For me, it’s cold comfort. Turns out the name-calling that I’ve held onto wasn’t about me, just impressing the pack. I was an easy target because of my otherness.
I let him off the hook by saying he probably had quite the Aussie home life by comparison. But he says, “Not really. My [late] dad was Slovenian and my grandparents spoke broken English.” This means that despite the regular surname and looks, he’s ethnic too. He goes on to lament his father never teaching him Slovenian. “It would have been nice, but Dad was a wog and got picked on at school. He was, like, ‘What’s the point?’"
Oh, the irony.
I move on to “Pete’s” domestic situation now and I’m in for another shock. “I married an Indian-Malaysian lady,” he says, joking a little inappropriately, “So talk about ‘The Sun’, she lives on the sun. We have a little caramel boy.”
In bed, I twist up the sheets again. Strangely, I’m dissatisfied, angrier, after the call. Then a realisation hits me. This is not about forgiving those who called me names — they were just kids being kids, and have all turned out to be lovely people. This is about forgiving myself. I’m just as judgemental of that weird, foreign-looking dork I was. These days, I feel closer to a cool girl. I like fashion. I’ve had an exciting career. Celebs like the Kardashians have helped me appreciate my “exoticness” (aided by laser hair removal).
The next morning, bleary-eyed, I organise my final phone interview, with my year 7 teacher, Mrs Jaunay. One of the first things she asks is if I was one of “The Cats”. I confirm I was. Her reply solidifies that our group wasn’t the hippest, but also offers another slant. “I value the difference your group showed by being prepared to stand alone and do something unusual. Your friendship was strong and you weren’t embarrassed. It was pretty admirable.”
In her 50 years of teaching, it’s kind of cool that we stuck out in her mind, and it’s a reminder that those Aussie pals always saw past my looks.
Afterwards, I click on the Facebook group for my school’s anniversary celebrations. Maybe it would be good to make my return. That strange wog kid was the chrysalis of the resilient creative I’ve become. Who wants to be a cardboard cut-out anyway? Maybe I’ll even wear the “Black Cat” tee.

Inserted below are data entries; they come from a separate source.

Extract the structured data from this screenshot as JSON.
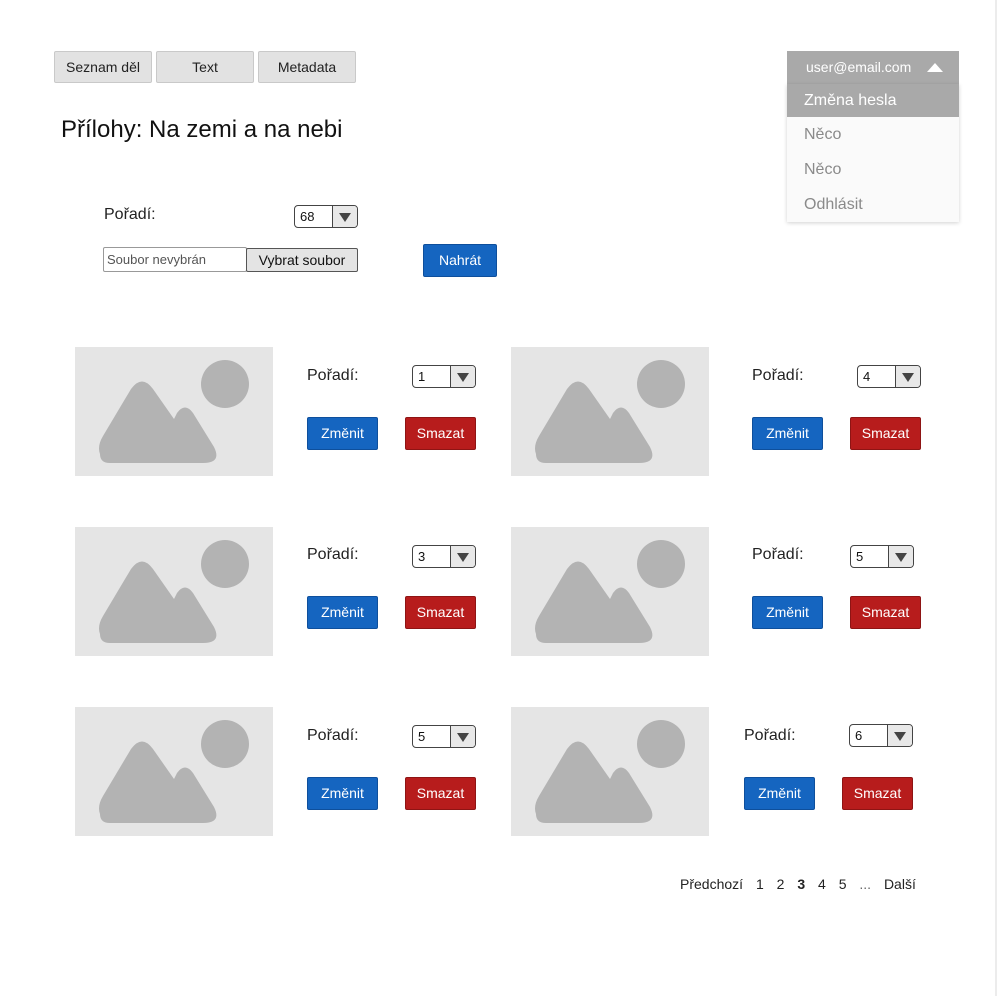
{
  "tabs": [
    {
      "label": "Seznam děl"
    },
    {
      "label": "Text"
    },
    {
      "label": "Metadata"
    }
  ],
  "user_menu": {
    "email": "user@email.com",
    "items": [
      "Změna hesla",
      "Něco",
      "Něco",
      "Odhlásit"
    ],
    "active_index": 0
  },
  "page_title": "Přílohy: Na zemi a na nebi",
  "upload": {
    "order_label": "Pořadí:",
    "order_value": "68",
    "file_placeholder": "Soubor nevybrán",
    "choose_file_label": "Vybrat soubor",
    "upload_label": "Nahrát"
  },
  "attachments": [
    {
      "order_label": "Pořadí:",
      "order_value": "1",
      "change_label": "Změnit",
      "delete_label": "Smazat",
      "image_icon": "image-placeholder-icon"
    },
    {
      "order_label": "Pořadí:",
      "order_value": "4",
      "change_label": "Změnit",
      "delete_label": "Smazat",
      "image_icon": "image-placeholder-icon"
    },
    {
      "order_label": "Pořadí:",
      "order_value": "3",
      "change_label": "Změnit",
      "delete_label": "Smazat",
      "image_icon": "image-placeholder-icon"
    },
    {
      "order_label": "Pořadí:",
      "order_value": "5",
      "change_label": "Změnit",
      "delete_label": "Smazat",
      "image_icon": "image-placeholder-icon"
    },
    {
      "order_label": "Pořadí:",
      "order_value": "5",
      "change_label": "Změnit",
      "delete_label": "Smazat",
      "image_icon": "image-placeholder-icon"
    },
    {
      "order_label": "Pořadí:",
      "order_value": "6",
      "change_label": "Změnit",
      "delete_label": "Smazat",
      "image_icon": "image-placeholder-icon"
    }
  ],
  "pagination": {
    "prev_label": "Předchozí",
    "pages": [
      "1",
      "2",
      "3",
      "4",
      "5"
    ],
    "current_page": "3",
    "ellipsis": "...",
    "next_label": "Další"
  },
  "colors": {
    "primary_button": "#1565c0",
    "danger_button": "#b71c1c",
    "menu_header": "#a9a9a9",
    "thumbnail_bg": "#e5e5e5",
    "thumbnail_icon": "#b3b3b3"
  }
}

Carla Caruso is the author of The Right Place (Harlequin HQ).
This story originally appeared in the August issue of marie claire.